WHAT IS NEEDED:
Without any pictures, copy the records below once more, exactly as they are.

RECORD EXCERPTS START

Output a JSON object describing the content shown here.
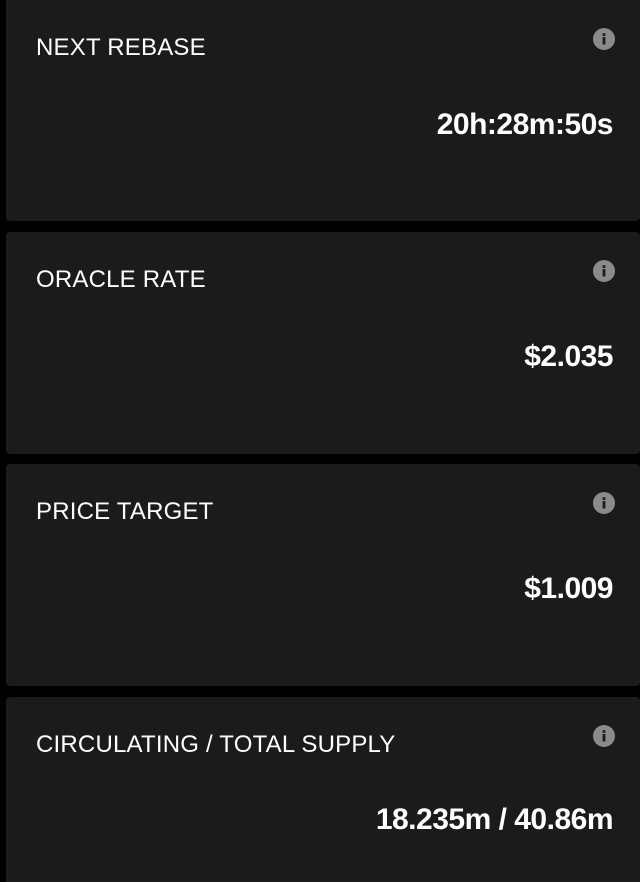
{
  "cards": [
    {
      "label": "NEXT REBASE",
      "value": "20h:28m:50s",
      "info_icon": "info-icon"
    },
    {
      "label": "ORACLE RATE",
      "value": "$2.035",
      "info_icon": "info-icon"
    },
    {
      "label": "PRICE TARGET",
      "value": "$1.009",
      "info_icon": "info-icon"
    },
    {
      "label": "CIRCULATING / TOTAL SUPPLY",
      "value": "18.235m / 40.86m",
      "info_icon": "info-icon"
    }
  ],
  "colors": {
    "background": "#000000",
    "card": "#1b1b1b",
    "text": "#ffffff",
    "icon": "#8a8a8a"
  }
}
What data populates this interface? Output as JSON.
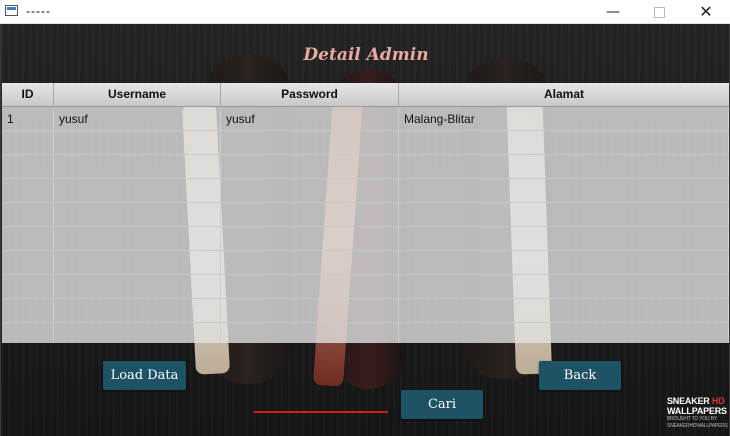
{
  "window": {
    "title": "-----",
    "minimize": "—",
    "close": "✕"
  },
  "header": {
    "title": "Detail Admin"
  },
  "table": {
    "columns": [
      "ID",
      "Username",
      "Password",
      "Alamat"
    ],
    "rows": [
      [
        "1",
        "yusuf",
        "yusuf",
        "Malang-Blitar"
      ],
      [
        "",
        "",
        "",
        ""
      ],
      [
        "",
        "",
        "",
        ""
      ],
      [
        "",
        "",
        "",
        ""
      ],
      [
        "",
        "",
        "",
        ""
      ],
      [
        "",
        "",
        "",
        ""
      ],
      [
        "",
        "",
        "",
        ""
      ],
      [
        "",
        "",
        "",
        ""
      ],
      [
        "",
        "",
        "",
        ""
      ],
      [
        "",
        "",
        "",
        ""
      ]
    ]
  },
  "buttons": {
    "load": "Load Data",
    "back": "Back",
    "cari": "Cari"
  },
  "search": {
    "value": "",
    "placeholder": ""
  },
  "watermark": {
    "line1": "SNEAKER",
    "hd": "HD",
    "line2": "WALLPAPERS",
    "line3": "BROUGHT TO YOU BY SNEAKERHDWALLPAPERS"
  },
  "colors": {
    "button": "#1d5364",
    "title": "#e8a9a2",
    "search_underline": "#c92121"
  }
}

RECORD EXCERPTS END

ANSWER BELOW:
Output a JSON object describing the content shown here.
{
  "cards": [
    {
      "label": "NEXT REBASE",
      "value": "20h:28m:50s",
      "info_icon": "info-icon"
    },
    {
      "label": "ORACLE RATE",
      "value": "$2.035",
      "info_icon": "info-icon"
    },
    {
      "label": "PRICE TARGET",
      "value": "$1.009",
      "info_icon": "info-icon"
    },
    {
      "label": "CIRCULATING / TOTAL SUPPLY",
      "value": "18.235m / 40.86m",
      "info_icon": "info-icon"
    }
  ],
  "colors": {
    "background": "#000000",
    "card": "#1b1b1b",
    "text": "#ffffff",
    "icon": "#8a8a8a"
  }
}
What data populates this interface? Output as JSON.
{
  "window": {
    "title": "-----",
    "minimize": "—",
    "close": "✕"
  },
  "header": {
    "title": "Detail Admin"
  },
  "table": {
    "columns": [
      "ID",
      "Username",
      "Password",
      "Alamat"
    ],
    "rows": [
      [
        "1",
        "yusuf",
        "yusuf",
        "Malang-Blitar"
      ],
      [
        "",
        "",
        "",
        ""
      ],
      [
        "",
        "",
        "",
        ""
      ],
      [
        "",
        "",
        "",
        ""
      ],
      [
        "",
        "",
        "",
        ""
      ],
      [
        "",
        "",
        "",
        ""
      ],
      [
        "",
        "",
        "",
        ""
      ],
      [
        "",
        "",
        "",
        ""
      ],
      [
        "",
        "",
        "",
        ""
      ],
      [
        "",
        "",
        "",
        ""
      ]
    ]
  },
  "buttons": {
    "load": "Load Data",
    "back": "Back",
    "cari": "Cari"
  },
  "search": {
    "value": "",
    "placeholder": ""
  },
  "watermark": {
    "line1": "SNEAKER",
    "hd": "HD",
    "line2": "WALLPAPERS",
    "line3": "BROUGHT TO YOU BY SNEAKERHDWALLPAPERS"
  },
  "colors": {
    "button": "#1d5364",
    "title": "#e8a9a2",
    "search_underline": "#c92121"
  }
}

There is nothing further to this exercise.